SquidgyAsh: With Springbank whiskies I've heard that almost all of the whisky is actually bottled as single malts as opposed to going into blended whiskies, is this correct? And if so why does Springbank bottle so much whisky as a single malt, unlike the majority of the other Scottish distilleries where the majority of their stock goes into blended whisky?
Frank McHardy: Pretty well 98 % of the single malt that is produced at Springbank Distillery is bottled as such . If you think about it there are so many blends out there with many being produced quite cheaply which we could never compete with. Springbank prefer to market their single malt as such and have a big following due to the fact that we carry out all processes on site .
SquidgyAsh: The whisky industry has changed radically in the last 40 or so years, moving from an industry where high quality sherry casks were plentiful, stills were fired with coal, and age statements were king, what do you see changing over the next few decades as more and more of the industry becomes driven by American bourbon casks, indirect firing of the stills and the rise of NAS whiskies. Do you think these changes will be for the better, the worse, or just different?
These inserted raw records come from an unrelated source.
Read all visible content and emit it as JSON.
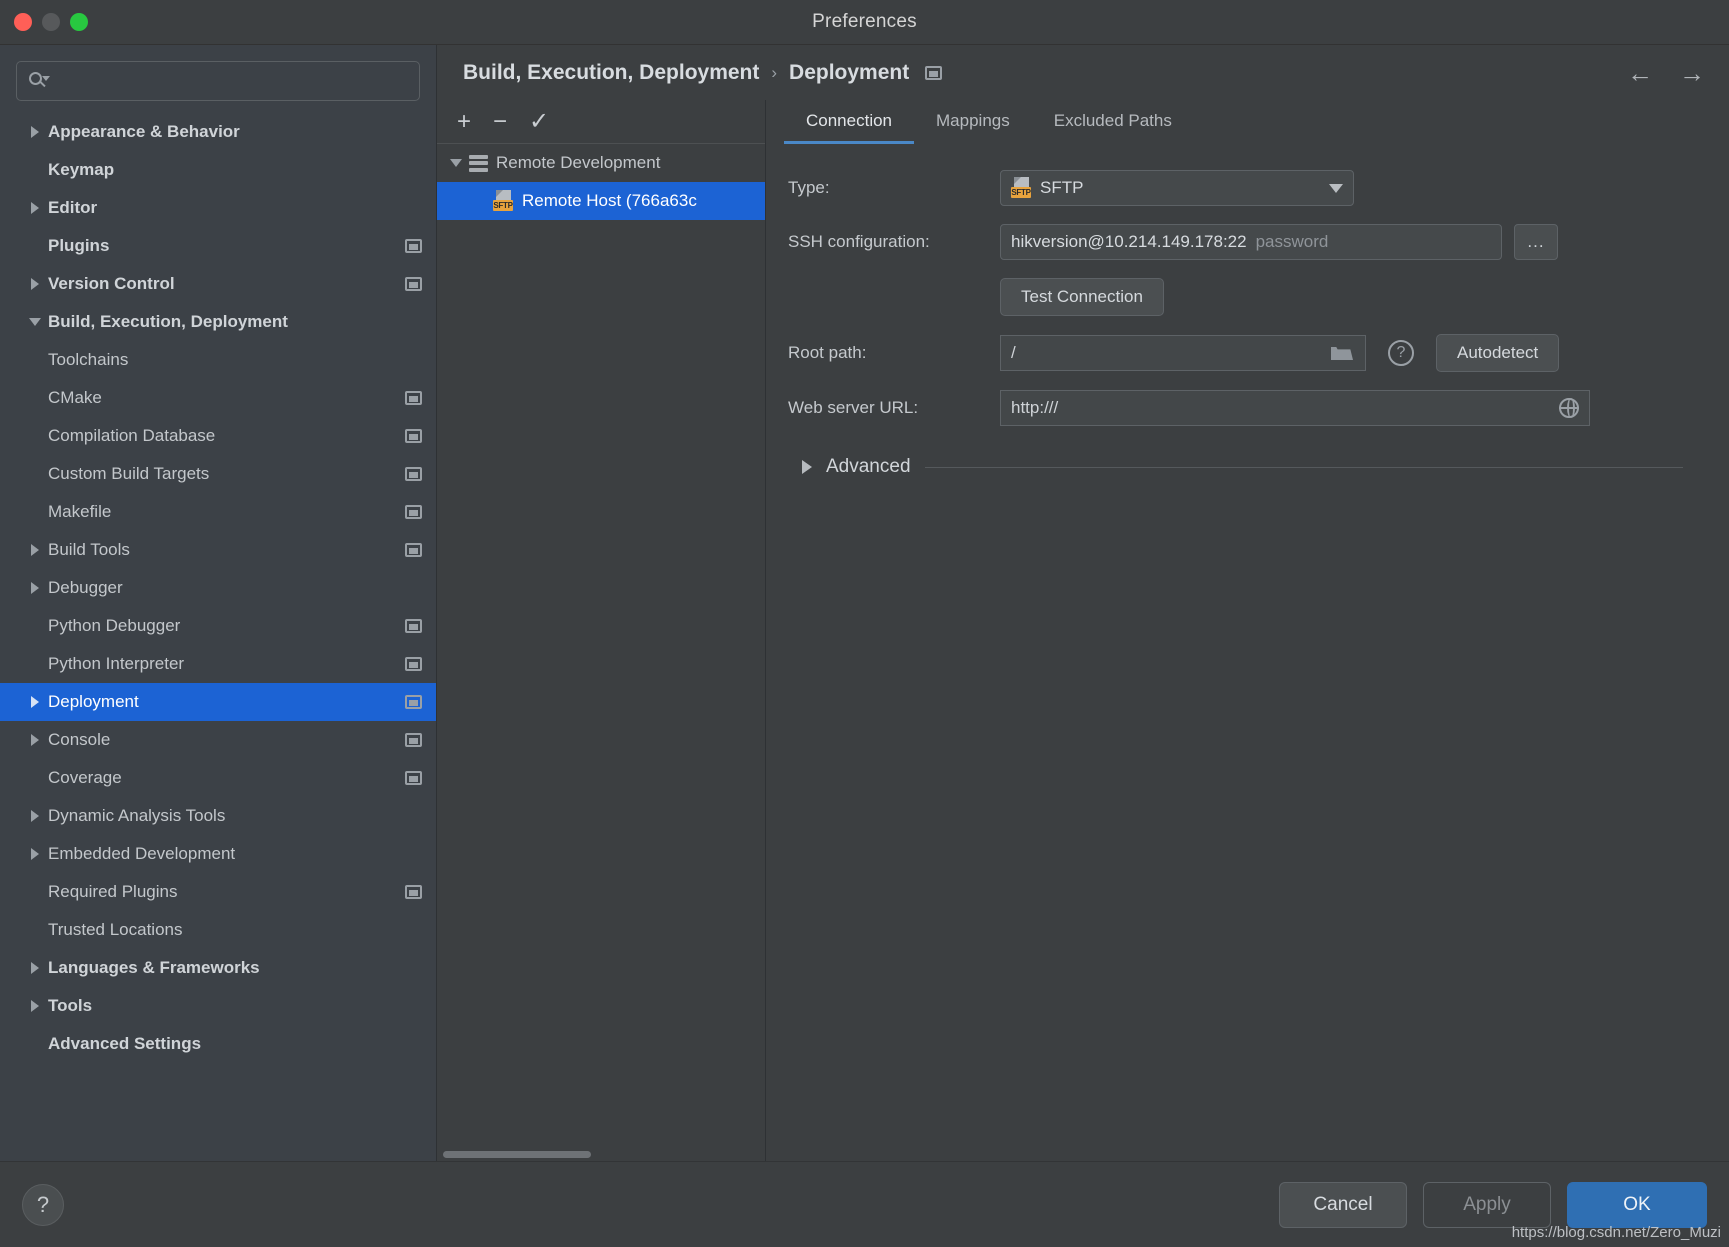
{
  "window": {
    "title": "Preferences",
    "traffic_lights": [
      "close-red",
      "minimize-yellow",
      "zoom-green"
    ]
  },
  "search": {
    "placeholder": "",
    "value": ""
  },
  "sidebar": {
    "items": [
      {
        "label": "Appearance & Behavior",
        "indent": 0,
        "arrow": "right",
        "bold": true,
        "badge": false
      },
      {
        "label": "Keymap",
        "indent": 0,
        "arrow": "none",
        "bold": true,
        "badge": false
      },
      {
        "label": "Editor",
        "indent": 0,
        "arrow": "right",
        "bold": true,
        "badge": false
      },
      {
        "label": "Plugins",
        "indent": 0,
        "arrow": "none",
        "bold": true,
        "badge": true
      },
      {
        "label": "Version Control",
        "indent": 0,
        "arrow": "right",
        "bold": true,
        "badge": true
      },
      {
        "label": "Build, Execution, Deployment",
        "indent": 0,
        "arrow": "down",
        "bold": true,
        "badge": false
      },
      {
        "label": "Toolchains",
        "indent": 1,
        "arrow": "none",
        "bold": false,
        "badge": false
      },
      {
        "label": "CMake",
        "indent": 1,
        "arrow": "none",
        "bold": false,
        "badge": true
      },
      {
        "label": "Compilation Database",
        "indent": 1,
        "arrow": "none",
        "bold": false,
        "badge": true
      },
      {
        "label": "Custom Build Targets",
        "indent": 1,
        "arrow": "none",
        "bold": false,
        "badge": true
      },
      {
        "label": "Makefile",
        "indent": 1,
        "arrow": "none",
        "bold": false,
        "badge": true
      },
      {
        "label": "Build Tools",
        "indent": 1,
        "arrow": "right",
        "bold": false,
        "badge": true
      },
      {
        "label": "Debugger",
        "indent": 1,
        "arrow": "right",
        "bold": false,
        "badge": false
      },
      {
        "label": "Python Debugger",
        "indent": 1,
        "arrow": "none",
        "bold": false,
        "badge": true
      },
      {
        "label": "Python Interpreter",
        "indent": 1,
        "arrow": "none",
        "bold": false,
        "badge": true
      },
      {
        "label": "Deployment",
        "indent": 1,
        "arrow": "right",
        "bold": false,
        "badge": true,
        "selected": true
      },
      {
        "label": "Console",
        "indent": 1,
        "arrow": "right",
        "bold": false,
        "badge": true
      },
      {
        "label": "Coverage",
        "indent": 1,
        "arrow": "none",
        "bold": false,
        "badge": true
      },
      {
        "label": "Dynamic Analysis Tools",
        "indent": 1,
        "arrow": "right",
        "bold": false,
        "badge": false
      },
      {
        "label": "Embedded Development",
        "indent": 1,
        "arrow": "right",
        "bold": false,
        "badge": false
      },
      {
        "label": "Required Plugins",
        "indent": 1,
        "arrow": "none",
        "bold": false,
        "badge": true
      },
      {
        "label": "Trusted Locations",
        "indent": 1,
        "arrow": "none",
        "bold": false,
        "badge": false
      },
      {
        "label": "Languages & Frameworks",
        "indent": 0,
        "arrow": "right",
        "bold": true,
        "badge": false
      },
      {
        "label": "Tools",
        "indent": 0,
        "arrow": "right",
        "bold": true,
        "badge": false
      },
      {
        "label": "Advanced Settings",
        "indent": 0,
        "arrow": "none",
        "bold": true,
        "badge": false
      }
    ]
  },
  "breadcrumb": {
    "parent": "Build, Execution, Deployment",
    "separator": "›",
    "current": "Deployment",
    "badge_icon": "project-scope-icon",
    "back_icon": "←",
    "forward_icon": "→"
  },
  "host_panel": {
    "toolbar": [
      {
        "name": "add-button",
        "glyph": "+"
      },
      {
        "name": "remove-button",
        "glyph": "−"
      },
      {
        "name": "set-default-button",
        "glyph": "✓"
      }
    ],
    "tree": [
      {
        "label": "Remote Development",
        "icon": "server-group-icon",
        "indent": 0,
        "arrow": "down",
        "selected": false
      },
      {
        "label": "Remote Host (766a63c",
        "icon": "sftp-icon",
        "indent": 1,
        "arrow": "none",
        "selected": true
      }
    ],
    "sftp_badge_text": "SFTP"
  },
  "tabs": [
    {
      "label": "Connection",
      "active": true
    },
    {
      "label": "Mappings",
      "active": false
    },
    {
      "label": "Excluded Paths",
      "active": false
    }
  ],
  "form": {
    "type": {
      "label": "Type:",
      "value": "SFTP",
      "icon": "sftp-icon"
    },
    "ssh": {
      "label": "SSH configuration:",
      "value": "hikversion@10.214.149.178:22",
      "hint": "password",
      "more_button": "..."
    },
    "test_connection": {
      "label": "Test Connection"
    },
    "root_path": {
      "label": "Root path:",
      "value": "/",
      "folder_icon": "folder-icon",
      "help_icon": "question-mark-icon",
      "autodetect_label": "Autodetect"
    },
    "web_url": {
      "label": "Web server URL:",
      "value": "http:///",
      "globe_icon": "globe-icon"
    },
    "advanced": {
      "label": "Advanced",
      "expanded": false
    }
  },
  "footer": {
    "help_glyph": "?",
    "cancel": "Cancel",
    "apply": "Apply",
    "ok": "OK",
    "watermark": "https://blog.csdn.net/Zero_Muzi"
  },
  "colors": {
    "accent_blue": "#1c63d4",
    "ok_button": "#2f6fb3",
    "tab_underline": "#4a88c7",
    "panel_bg": "#3c3f41",
    "sidebar_bg": "#3c4147",
    "sftp_badge": "#e8a33d"
  }
}
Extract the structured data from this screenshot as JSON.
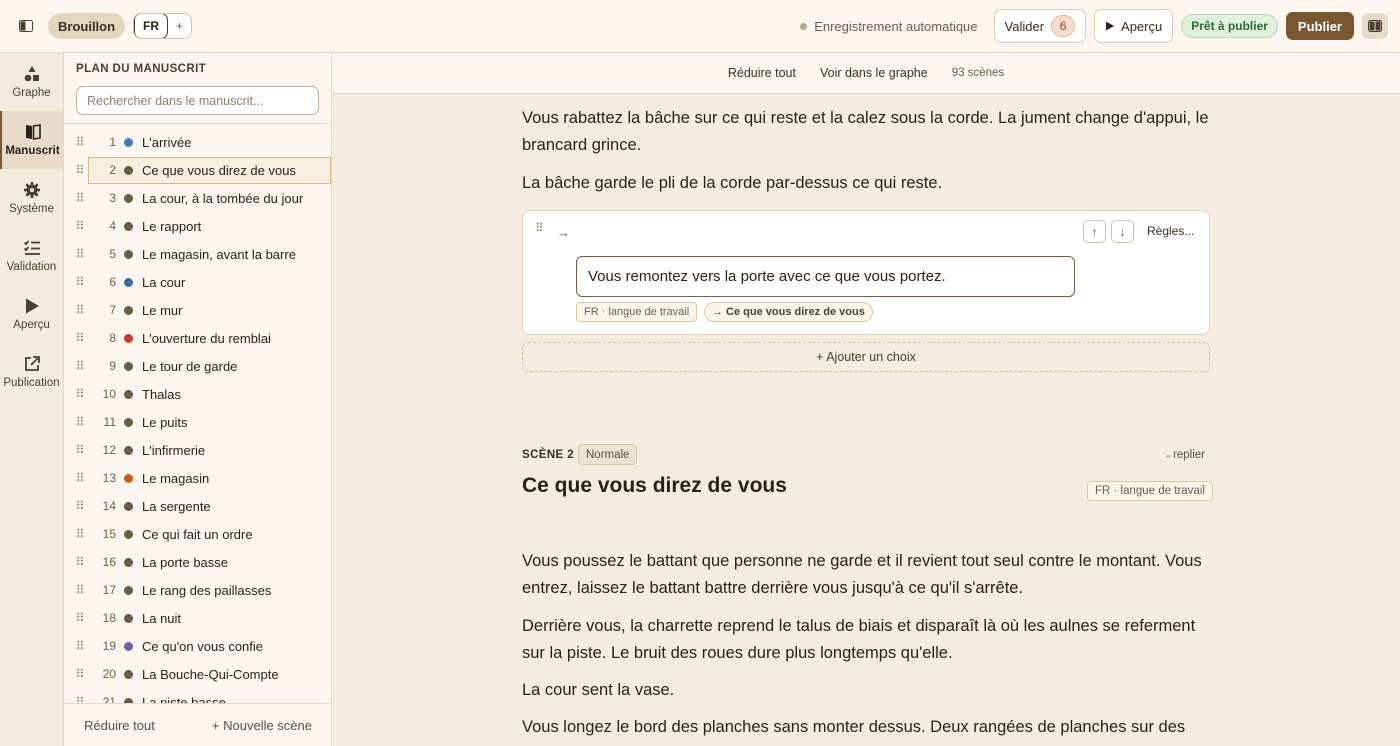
{
  "topbar": {
    "status_pill": "Brouillon",
    "lang_current": "FR",
    "lang_add": "+",
    "autosave": "Enregistrement automatique",
    "validate_label": "Valider",
    "validate_count": "6",
    "preview_label": "Aperçu",
    "ready_label": "Prêt à publier",
    "publish_label": "Publier"
  },
  "rail": [
    {
      "label": "Graphe",
      "icon": "graph-icon"
    },
    {
      "label": "Manuscrit",
      "icon": "book-icon",
      "active": true
    },
    {
      "label": "Système",
      "icon": "gear-icon"
    },
    {
      "label": "Validation",
      "icon": "checklist-icon"
    },
    {
      "label": "Aperçu",
      "icon": "play-icon"
    },
    {
      "label": "Publication",
      "icon": "external-link-icon"
    }
  ],
  "outline": {
    "title": "PLAN DU MANUSCRIT",
    "search_placeholder": "Rechercher dans le manuscrit...",
    "scenes": [
      {
        "num": "1",
        "title": "L'arrivée",
        "color": "#4a7ab5"
      },
      {
        "num": "2",
        "title": "Ce que vous direz de vous",
        "color": "#6b5a45",
        "selected": true
      },
      {
        "num": "3",
        "title": "La cour, à la tombée du jour",
        "color": "#6b5a45"
      },
      {
        "num": "4",
        "title": "Le rapport",
        "color": "#6b5a45"
      },
      {
        "num": "5",
        "title": "Le magasin, avant la barre",
        "color": "#6b5a45"
      },
      {
        "num": "6",
        "title": "La cour",
        "color": "#3f6aa0"
      },
      {
        "num": "7",
        "title": "Le mur",
        "color": "#6b5a45"
      },
      {
        "num": "8",
        "title": "L'ouverture du remblai",
        "color": "#c83a32"
      },
      {
        "num": "9",
        "title": "Le tour de garde",
        "color": "#6b5a45"
      },
      {
        "num": "10",
        "title": "Thalas",
        "color": "#6b5a45"
      },
      {
        "num": "11",
        "title": "Le puits",
        "color": "#6b5a45"
      },
      {
        "num": "12",
        "title": "L'infirmerie",
        "color": "#6b5a45"
      },
      {
        "num": "13",
        "title": "Le magasin",
        "color": "#c0601f"
      },
      {
        "num": "14",
        "title": "La sergente",
        "color": "#6b5a45"
      },
      {
        "num": "15",
        "title": "Ce qui fait un ordre",
        "color": "#6b5a45"
      },
      {
        "num": "16",
        "title": "La porte basse",
        "color": "#6b5a45"
      },
      {
        "num": "17",
        "title": "Le rang des paillasses",
        "color": "#6b5a45"
      },
      {
        "num": "18",
        "title": "La nuit",
        "color": "#6b5a45"
      },
      {
        "num": "19",
        "title": "Ce qu'on vous confie",
        "color": "#7a5aa6"
      },
      {
        "num": "20",
        "title": "La Bouche-Qui-Compte",
        "color": "#6b5a45"
      },
      {
        "num": "21",
        "title": "La piste basse",
        "color": "#6b5a45"
      }
    ],
    "collapse_all": "Réduire tout",
    "new_scene": "+ Nouvelle scène"
  },
  "main_toolbar": {
    "collapse_all": "Réduire tout",
    "view_graph": "Voir dans le graphe",
    "scene_count": "93 scènes"
  },
  "prev_scene": {
    "paragraphs": [
      "Vous rabattez la bâche sur ce qui reste et la calez sous la corde. La jument change d'appui, le brancard grince.",
      "La bâche garde le pli de la corde par-dessus ce qui reste."
    ],
    "choice": {
      "arrow": "→",
      "rules": "Règles...",
      "text": "Vous remontez vers la porte avec ce que vous portez.",
      "lang_tag": "FR · langue de travail",
      "target_tag": "→ Ce que vous direz de vous"
    },
    "add_choice": "+ Ajouter un choix"
  },
  "scene": {
    "label": "SCÈNE 2",
    "type": "Normale",
    "fold": "˗ replier",
    "title": "Ce que vous direz de vous",
    "lang": "FR · langue de travail",
    "paragraphs": [
      "Vous poussez le battant que personne ne garde et il revient tout seul contre le montant. Vous entrez, laissez le battant battre derrière vous jusqu'à ce qu'il s'arrête.",
      "Derrière vous, la charrette reprend le talus de biais et disparaît là où les aulnes se referment sur la piste. Le bruit des roues dure plus longtemps qu'elle.",
      "La cour sent la vase.",
      "Vous longez le bord des planches sans monter dessus. Deux rangées de planches sur des"
    ]
  }
}
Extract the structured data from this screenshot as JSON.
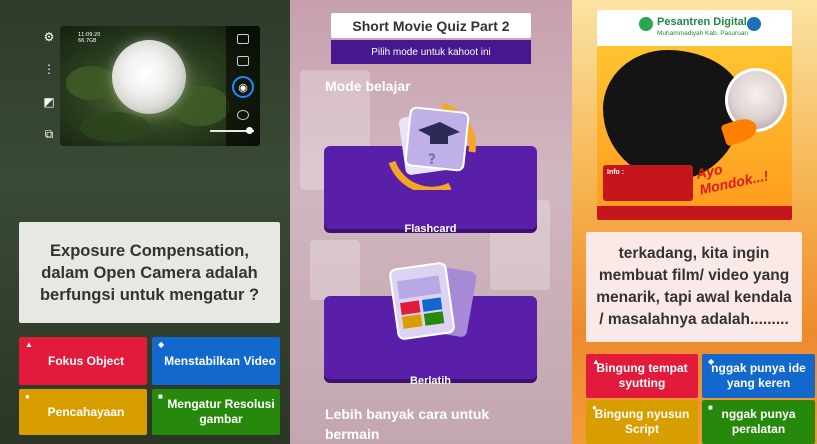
{
  "left": {
    "camera": {
      "timestamp_line1": "11:09:20",
      "timestamp_line2": "66.7GB"
    },
    "question": "Exposure Compensation, dalam Open Camera adalah berfungsi untuk mengatur ?",
    "answers": [
      {
        "label": "Fokus Object",
        "shape": "▲",
        "color": "#e21b3c"
      },
      {
        "label": "Menstabilkan Video",
        "shape": "◆",
        "color": "#1368ce"
      },
      {
        "label": "Pencahayaan",
        "shape": "●",
        "color": "#d89e00"
      },
      {
        "label": "Mengatur Resolusi gambar",
        "shape": "■",
        "color": "#26890c"
      }
    ]
  },
  "middle": {
    "title": "Short Movie Quiz Part 2",
    "subtitle": "Pilih mode untuk kahoot ini",
    "section_label": "Mode belajar",
    "modes": [
      {
        "label": "Flashcard"
      },
      {
        "label": "Berlatih"
      }
    ],
    "more_label": "Lebih banyak cara untuk bermain",
    "accent_color": "#46178f"
  },
  "right": {
    "poster": {
      "title": "Pesantren Digital",
      "subtitle": "Muhammadiyah Kab. Pasuruan",
      "info_label": "Info :",
      "script_text": "Ayo Mondok...!"
    },
    "question": "terkadang, kita ingin membuat film/ video yang menarik, tapi awal kendala / masalahnya adalah.........",
    "answers": [
      {
        "label": "Bingung tempat syutting",
        "shape": "▲",
        "color": "#e21b3c"
      },
      {
        "label": "nggak punya ide yang keren",
        "shape": "◆",
        "color": "#1368ce"
      },
      {
        "label": "Bingung nyusun Script",
        "shape": "●",
        "color": "#d89e00"
      },
      {
        "label": "nggak punya peralatan",
        "shape": "■",
        "color": "#26890c"
      }
    ]
  }
}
Frank McHardy: I think that we will continue to see the rise in popularity of Single Malt and especially that produced at some of the smaller and independent distillery companies . Casks , of course are all important , and I firmly believe that 60 % of the flavour in a single malt will come from the cask . There are still plenty of good Bourbon casks available and , while sherry is not such a popular drink , there are good casks being laid down in Spain and put through the Solera system especially for use in Whisky maturation .
SquidgyAsh: Most of the whisky affaciados that I know love Longrow the most of the Springbank line up, but I've heard that only 100 casks of Longrow are distilled each year, do you see an increase in that output in the future or no? If not is there any specific reason why the output of Longrow is so low?
Frank McHardy: All Springbank , Longrow and Hazelburn production each year is geared to satisfy future case sales and will continue to do so.
SquidgyAsh: Right now in Scotland and all over the world in fact, whisky is booming more then ever, however the last big whisky boom was in the 1960's to mid 1970's before the big whisky bust which saw the closure of many beloved distilleries such as Port Ellen, Brora, Banff, and St Magdalene, do you see a similar whisky bust in the future?
Frank McHardy: All distilleries produce to satisfy perceived case sales in future years otherwise you would have either shortages or " lakes " of products in future years. I think that companies have learned their lessons as far as the " boom and bust " years and as I previously said tailor production to a fixed plan
SquidgyAsh: Do you have any particular favorites in the Springbank line up? Either a specific bottling or even a specific line?
Frank McHardy: I have had quite a few favourite Springbank bottlings over the years but I think that the current 18 year old is quite stunning . So malty , sweet , full bodied and rich that it a stand out to me .
SquidgyAsh: Springbank has been playing with lots of delicious different wood finishes such as Longrow Gaja Barolo, Springbank Calvados, etc, are there any new upcoming releases that my readers and myself, should keep an eye out for? Any words of advice for anyone of my readers looking to get into the whisky world, either as a drinker, collector, or someone in the industry?
Frank McHardy: The best thing to do as far as looking out for new releases is concerned is to keep an eye on Springbank web site which will give details . Finally I stress again that I am retired and Gavin McLachlan is the new Distillery Manager .
SquidgyAsh: Thank you very much for your time Frank, it's greatly appreciated and I look forward to catching up with you when my wife and I head back to Scotland in 2015!